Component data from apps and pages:
=====

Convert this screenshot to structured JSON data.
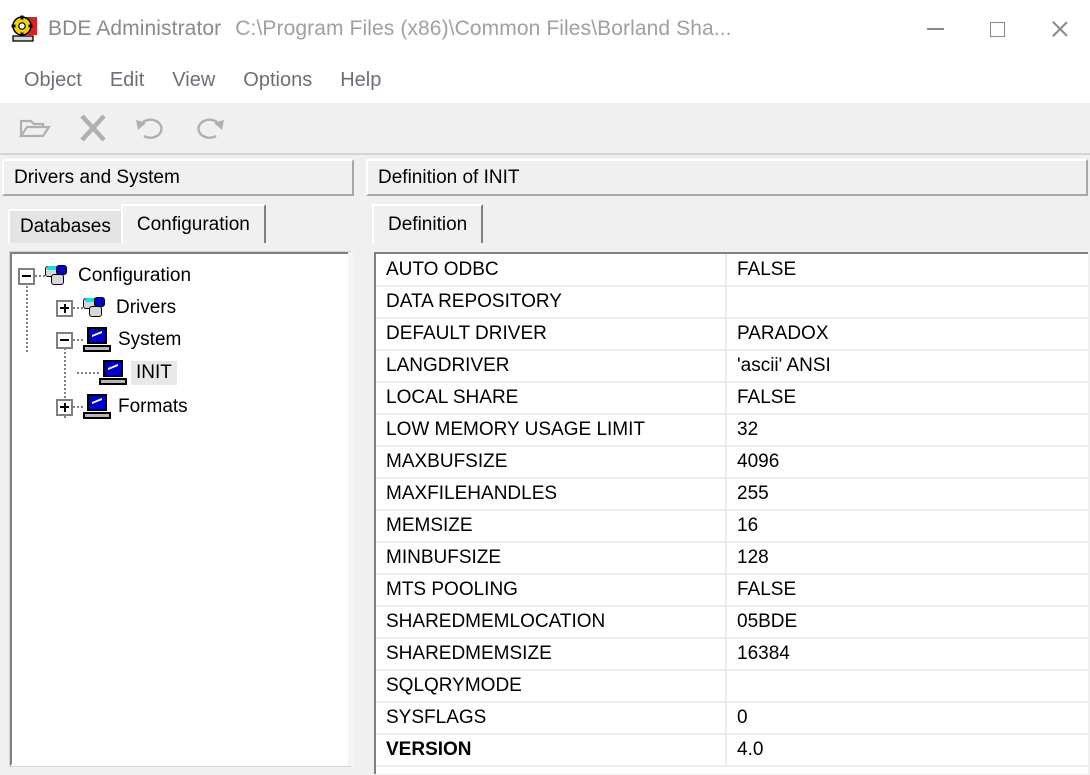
{
  "window": {
    "app_title": "BDE Administrator",
    "path_title": "C:\\Program Files (x86)\\Common Files\\Borland Sha...",
    "icon": "bde-app-icon",
    "controls": {
      "minimize": "minimize-icon",
      "maximize": "maximize-icon",
      "close": "close-icon"
    }
  },
  "menubar": {
    "items": [
      {
        "label": "Object"
      },
      {
        "label": "Edit"
      },
      {
        "label": "View"
      },
      {
        "label": "Options"
      },
      {
        "label": "Help"
      }
    ]
  },
  "toolbar": {
    "buttons": [
      {
        "icon": "open-folder-icon",
        "enabled": false
      },
      {
        "icon": "delete-x-icon",
        "enabled": false
      },
      {
        "icon": "undo-arrow-icon",
        "enabled": false
      },
      {
        "icon": "redo-arrow-icon",
        "enabled": false
      }
    ]
  },
  "left_panel": {
    "header": "Drivers and System",
    "tabs": [
      {
        "label": "Databases",
        "active": false
      },
      {
        "label": "Configuration",
        "active": true
      }
    ],
    "tree": {
      "root": {
        "label": "Configuration",
        "icon": "database-icon",
        "expander": "minus"
      },
      "children": [
        {
          "label": "Drivers",
          "icon": "database-icon",
          "expander": "plus"
        },
        {
          "label": "System",
          "icon": "computer-icon",
          "expander": "minus"
        }
      ],
      "system_children": [
        {
          "label": "INIT",
          "icon": "computer-icon",
          "expander": "none",
          "selected": true
        },
        {
          "label": "Formats",
          "icon": "computer-icon",
          "expander": "plus",
          "selected": false
        }
      ]
    }
  },
  "right_panel": {
    "header": "Definition of INIT",
    "tabs": [
      {
        "label": "Definition",
        "active": true
      }
    ],
    "grid": {
      "rows": [
        {
          "key": "AUTO ODBC",
          "value": "FALSE",
          "bold": false
        },
        {
          "key": "DATA REPOSITORY",
          "value": "",
          "bold": false
        },
        {
          "key": "DEFAULT DRIVER",
          "value": "PARADOX",
          "bold": false
        },
        {
          "key": "LANGDRIVER",
          "value": "'ascii' ANSI",
          "bold": false
        },
        {
          "key": "LOCAL SHARE",
          "value": "FALSE",
          "bold": false
        },
        {
          "key": "LOW MEMORY USAGE LIMIT",
          "value": "32",
          "bold": false
        },
        {
          "key": "MAXBUFSIZE",
          "value": "4096",
          "bold": false
        },
        {
          "key": "MAXFILEHANDLES",
          "value": "255",
          "bold": false
        },
        {
          "key": "MEMSIZE",
          "value": "16",
          "bold": false
        },
        {
          "key": "MINBUFSIZE",
          "value": "128",
          "bold": false
        },
        {
          "key": "MTS POOLING",
          "value": "FALSE",
          "bold": false
        },
        {
          "key": "SHAREDMEMLOCATION",
          "value": "05BDE",
          "bold": false
        },
        {
          "key": "SHAREDMEMSIZE",
          "value": "16384",
          "bold": false
        },
        {
          "key": "SQLQRYMODE",
          "value": "",
          "bold": false
        },
        {
          "key": "SYSFLAGS",
          "value": "0",
          "bold": false
        },
        {
          "key": "VERSION",
          "value": "4.0",
          "bold": true
        }
      ]
    }
  },
  "colors": {
    "window_bg": "#f0f0f0",
    "panel_bg": "#ffffff",
    "title_text": "#8a8a8a",
    "menu_text": "#6e6e7a",
    "grid_line": "#ececec",
    "selection": "#e8e8e8",
    "icon_blue": "#0000d0",
    "icon_cyan": "#00e5ee"
  }
}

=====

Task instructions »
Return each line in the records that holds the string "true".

Output of the task »
        "active": true
          "selected": true
        "active": true
          "bold": true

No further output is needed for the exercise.